Iraq military: Troops have 'full control’ of eastern Mosul
BAGHDAD (AP) — U.S.-backed Iraqi government troops announced on Wednesday they were in “full control” of eastern Mosul after routing Islamic State militants from that part of the northern city, three months since the major operation started.
The achievement was a “big victory,” said Iraqi Army Lt. Gen. Talib Shaghati, who commands the counter-terrorism forces, describing the success of the Iraqi forces as “unprecedented.”

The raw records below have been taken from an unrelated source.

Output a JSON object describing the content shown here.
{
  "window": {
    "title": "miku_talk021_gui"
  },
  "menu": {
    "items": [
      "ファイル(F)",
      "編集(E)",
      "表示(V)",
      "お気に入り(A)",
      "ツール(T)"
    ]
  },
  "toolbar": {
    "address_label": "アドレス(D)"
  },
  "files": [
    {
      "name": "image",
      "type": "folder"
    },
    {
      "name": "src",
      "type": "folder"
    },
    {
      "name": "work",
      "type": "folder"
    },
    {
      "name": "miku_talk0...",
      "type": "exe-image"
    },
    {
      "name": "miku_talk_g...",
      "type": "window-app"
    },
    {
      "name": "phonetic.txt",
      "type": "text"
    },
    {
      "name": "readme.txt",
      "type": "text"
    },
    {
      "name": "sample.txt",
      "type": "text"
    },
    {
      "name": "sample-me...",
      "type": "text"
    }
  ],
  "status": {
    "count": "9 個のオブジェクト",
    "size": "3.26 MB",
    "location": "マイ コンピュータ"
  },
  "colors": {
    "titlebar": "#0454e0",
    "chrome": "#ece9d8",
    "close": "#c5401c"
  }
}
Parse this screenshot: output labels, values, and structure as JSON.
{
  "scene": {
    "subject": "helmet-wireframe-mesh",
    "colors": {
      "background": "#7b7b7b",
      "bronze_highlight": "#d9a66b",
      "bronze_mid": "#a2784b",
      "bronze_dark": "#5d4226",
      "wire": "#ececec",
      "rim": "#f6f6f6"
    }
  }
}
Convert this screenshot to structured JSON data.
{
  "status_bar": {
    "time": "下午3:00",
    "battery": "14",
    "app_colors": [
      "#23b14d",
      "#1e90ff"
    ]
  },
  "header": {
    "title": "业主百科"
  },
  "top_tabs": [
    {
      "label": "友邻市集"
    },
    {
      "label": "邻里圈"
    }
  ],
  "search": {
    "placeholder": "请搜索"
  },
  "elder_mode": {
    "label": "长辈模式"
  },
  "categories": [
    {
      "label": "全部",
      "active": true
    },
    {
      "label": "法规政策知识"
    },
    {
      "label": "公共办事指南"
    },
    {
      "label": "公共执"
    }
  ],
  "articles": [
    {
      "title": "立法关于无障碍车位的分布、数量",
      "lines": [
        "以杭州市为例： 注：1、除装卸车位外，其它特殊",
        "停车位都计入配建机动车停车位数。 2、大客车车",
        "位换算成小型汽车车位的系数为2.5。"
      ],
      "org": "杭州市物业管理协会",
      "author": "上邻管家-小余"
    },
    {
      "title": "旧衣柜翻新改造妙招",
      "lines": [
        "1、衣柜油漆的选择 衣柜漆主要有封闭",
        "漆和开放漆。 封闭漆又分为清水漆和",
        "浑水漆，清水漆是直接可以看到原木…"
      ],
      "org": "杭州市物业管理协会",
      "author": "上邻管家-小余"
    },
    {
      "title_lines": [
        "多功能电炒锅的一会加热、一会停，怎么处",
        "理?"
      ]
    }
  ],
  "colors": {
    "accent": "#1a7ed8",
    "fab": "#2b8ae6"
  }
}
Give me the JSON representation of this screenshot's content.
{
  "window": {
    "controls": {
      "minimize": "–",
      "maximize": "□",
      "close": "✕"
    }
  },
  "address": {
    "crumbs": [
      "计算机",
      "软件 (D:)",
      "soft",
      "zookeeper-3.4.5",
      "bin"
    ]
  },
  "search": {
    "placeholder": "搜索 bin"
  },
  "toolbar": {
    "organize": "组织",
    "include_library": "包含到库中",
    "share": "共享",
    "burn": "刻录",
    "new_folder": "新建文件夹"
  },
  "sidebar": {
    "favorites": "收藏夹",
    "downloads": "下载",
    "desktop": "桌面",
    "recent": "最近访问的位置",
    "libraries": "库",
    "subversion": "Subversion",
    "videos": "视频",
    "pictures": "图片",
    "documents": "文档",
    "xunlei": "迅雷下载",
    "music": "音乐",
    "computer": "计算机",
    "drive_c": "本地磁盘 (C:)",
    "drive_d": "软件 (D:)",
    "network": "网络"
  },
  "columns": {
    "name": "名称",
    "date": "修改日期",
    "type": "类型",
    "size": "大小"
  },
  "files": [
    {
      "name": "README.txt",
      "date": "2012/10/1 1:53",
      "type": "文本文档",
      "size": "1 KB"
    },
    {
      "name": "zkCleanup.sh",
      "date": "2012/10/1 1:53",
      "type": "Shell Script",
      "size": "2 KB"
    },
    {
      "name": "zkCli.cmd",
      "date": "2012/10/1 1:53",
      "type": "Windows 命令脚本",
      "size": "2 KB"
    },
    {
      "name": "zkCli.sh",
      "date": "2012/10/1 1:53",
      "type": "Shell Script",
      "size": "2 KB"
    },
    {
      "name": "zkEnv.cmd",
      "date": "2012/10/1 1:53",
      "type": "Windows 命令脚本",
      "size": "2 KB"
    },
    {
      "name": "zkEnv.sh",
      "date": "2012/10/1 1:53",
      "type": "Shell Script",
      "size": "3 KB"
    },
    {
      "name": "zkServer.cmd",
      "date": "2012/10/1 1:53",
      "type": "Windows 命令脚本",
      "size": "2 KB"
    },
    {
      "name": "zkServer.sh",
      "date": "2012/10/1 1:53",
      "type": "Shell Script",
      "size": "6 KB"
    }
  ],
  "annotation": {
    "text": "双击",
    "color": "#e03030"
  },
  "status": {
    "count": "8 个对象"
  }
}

Shaghatai, who spoke to reporters in the town of Bartella, just east of Mosul, said plans were now being drawn up to retake the western part of the city. He did not elaborate on when that part of the operation would begin.
Wednesday’s advance came after Iraqi troops over the past days intensified their push into the last IS-held neighborhoods in Mosul’s eastern sector, closing in on the Tigris River, which roughly divides the city. Stiff resistance by the militants, thousands of civilians being trapped in their houses by the fighting and bad weather had in the past slowed the advances of the troops.

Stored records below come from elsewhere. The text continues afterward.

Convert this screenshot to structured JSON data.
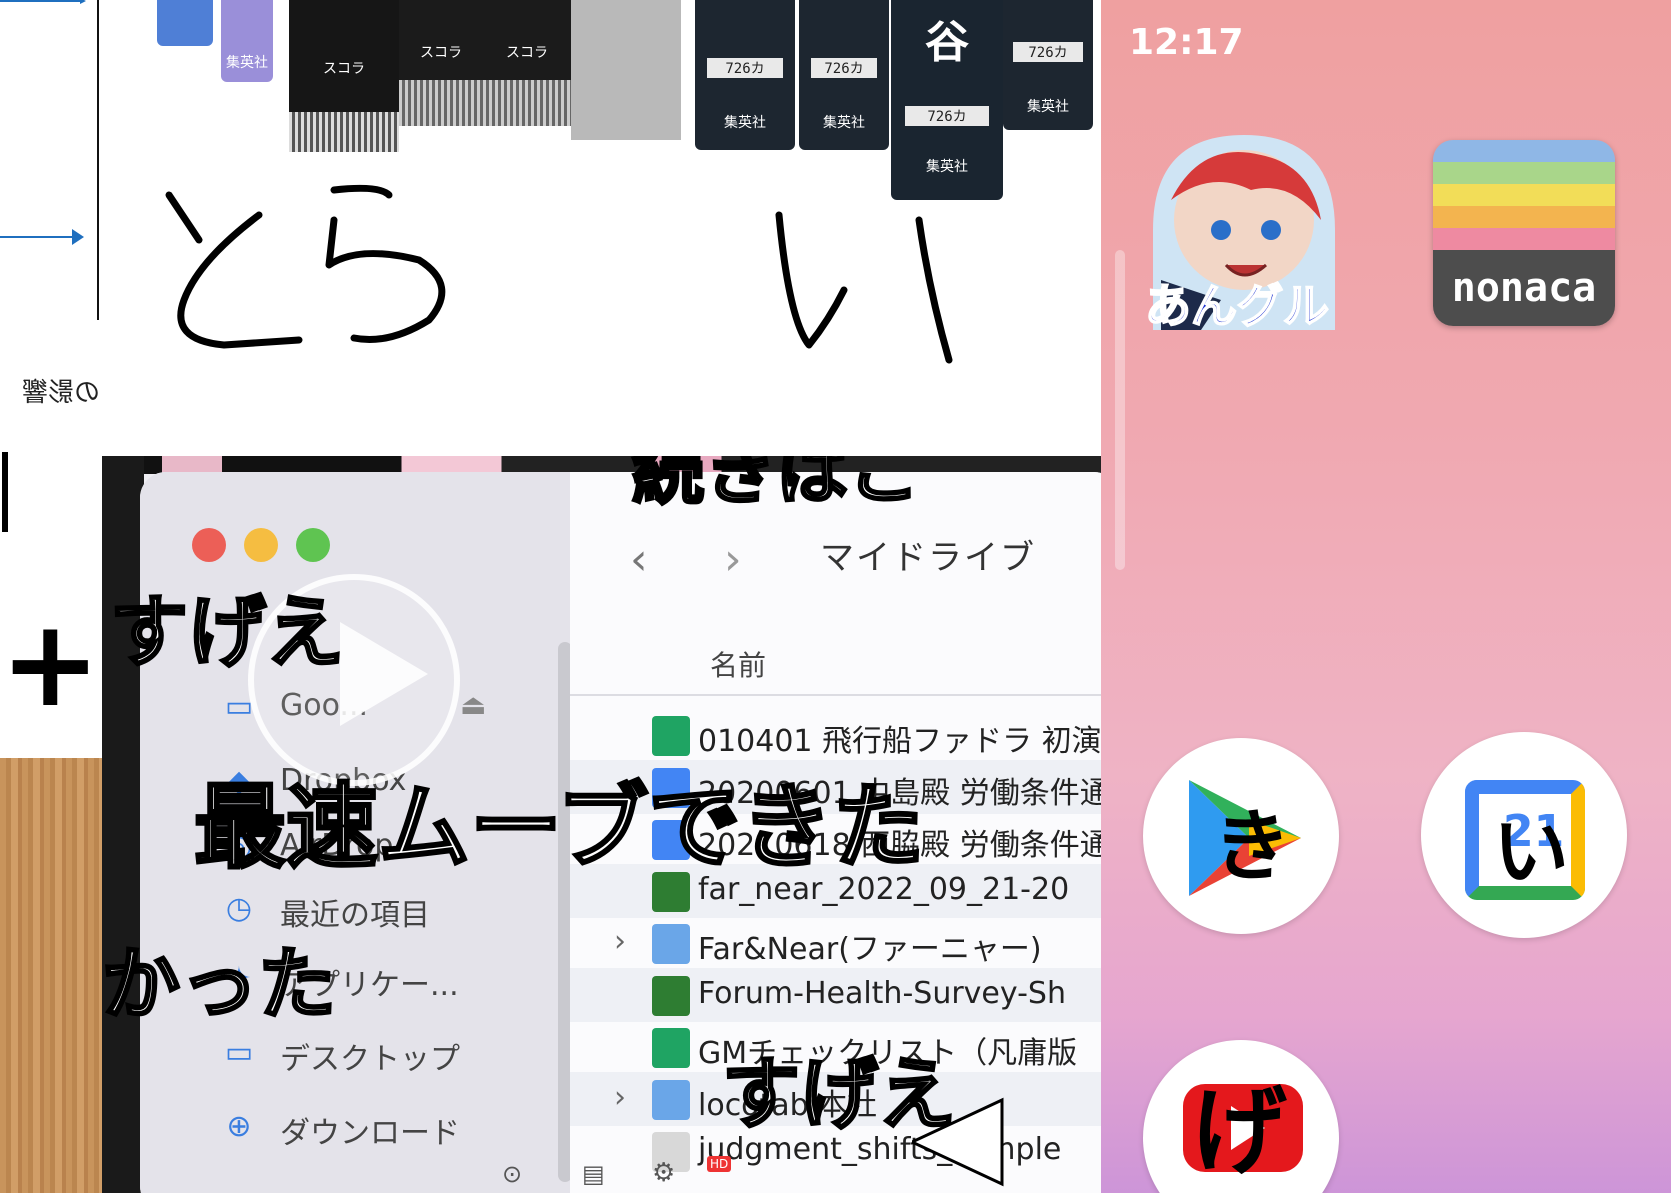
{
  "left_strip": {
    "mirrored_text": "の影響"
  },
  "top_panel": {
    "book_labels": [
      "集英社",
      "スコラ",
      "スコラ",
      "スコラ",
      "726カ",
      "726カ",
      "726カ",
      "726カ",
      "集英社",
      "集英社",
      "集英社",
      "集英社"
    ],
    "book_title_char": "谷",
    "handwriting_left": "とら",
    "handwriting_right": "い"
  },
  "video": {
    "finder": {
      "back_symbol": "‹",
      "forward_symbol": "›",
      "drive_title": "マイドライブ",
      "column_header": "名前",
      "sidebar": [
        {
          "icon": "folder-cloud-icon",
          "label": "Goo..."
        },
        {
          "icon": "dropbox-icon",
          "label": "Dropbox"
        },
        {
          "icon": "airdrop-icon",
          "label": "AirDrop"
        },
        {
          "icon": "clock-icon",
          "label": "最近の項目"
        },
        {
          "icon": "apps-icon",
          "label": "アプリケー..."
        },
        {
          "icon": "desktop-icon",
          "label": "デスクトップ"
        },
        {
          "icon": "download-icon",
          "label": "ダウンロード"
        }
      ],
      "files": [
        {
          "icon": "sheets-icon",
          "name": "010401 飛行船ファドラ 初演",
          "expand": false
        },
        {
          "icon": "docs-icon",
          "name": "20200601 中島殿 労働条件通",
          "expand": false
        },
        {
          "icon": "docs-icon",
          "name": "20210618 西脇殿 労働条件通",
          "expand": false
        },
        {
          "icon": "excel-icon",
          "name": "far_near_2022_09_21-20",
          "expand": false
        },
        {
          "icon": "folder-icon",
          "name": "Far&Near(ファーニャー)",
          "expand": true
        },
        {
          "icon": "excel-icon",
          "name": "Forum-Health-Survey-Sh",
          "expand": false
        },
        {
          "icon": "sheets-icon",
          "name": "GMチェックリスト（凡庸版",
          "expand": false
        },
        {
          "icon": "folder-icon",
          "name": "locotabi本社",
          "expand": true
        },
        {
          "icon": "file-icon",
          "name": "judgment_shifts_sample",
          "expand": false
        }
      ]
    },
    "captions": {
      "top": "続きはこ",
      "sugee_1": "すげえ",
      "main": "最速ムーブできた",
      "katta": "かった",
      "sugee_2": "すげえ"
    },
    "hd_badge": "HD"
  },
  "phone": {
    "time": "12:17",
    "apps": [
      {
        "name": "anguru-app",
        "label_overlay": "あんグル"
      },
      {
        "name": "nonaca-app",
        "label_overlay": "nonaca"
      },
      {
        "name": "play-store-app",
        "label_overlay": "き"
      },
      {
        "name": "calendar-app",
        "label_overlay": "い",
        "day": "21"
      },
      {
        "name": "youtube-app",
        "label_overlay": "げ"
      }
    ]
  },
  "colors": {
    "arrow_blue": "#1f6fbf",
    "traffic_red": "#ec5f57",
    "traffic_yellow": "#f5bd41",
    "traffic_green": "#5fc451",
    "folder_blue": "#3a7ee0",
    "sheets_green": "#1fa463",
    "docs_blue": "#4285f4"
  }
}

However, skirmishes and clashes continued in some pockets along the Tigris in eastern Mosul, according to Iraqi special forces Maj. Ali Hussein who said his unit was still pushing into the Ghabat area along the river bank. Small arms fire could be heard and at least one civilian was wounded by mortar fire.
Also, some commanders on the ground disputed Shaghati’s claim of “full control” of eastern Mosul, with Lt. Gen. Abdul-Amir Raheed Yar Allah saying the eastern side “has not been fully liberated ... and the advance is still continuing.”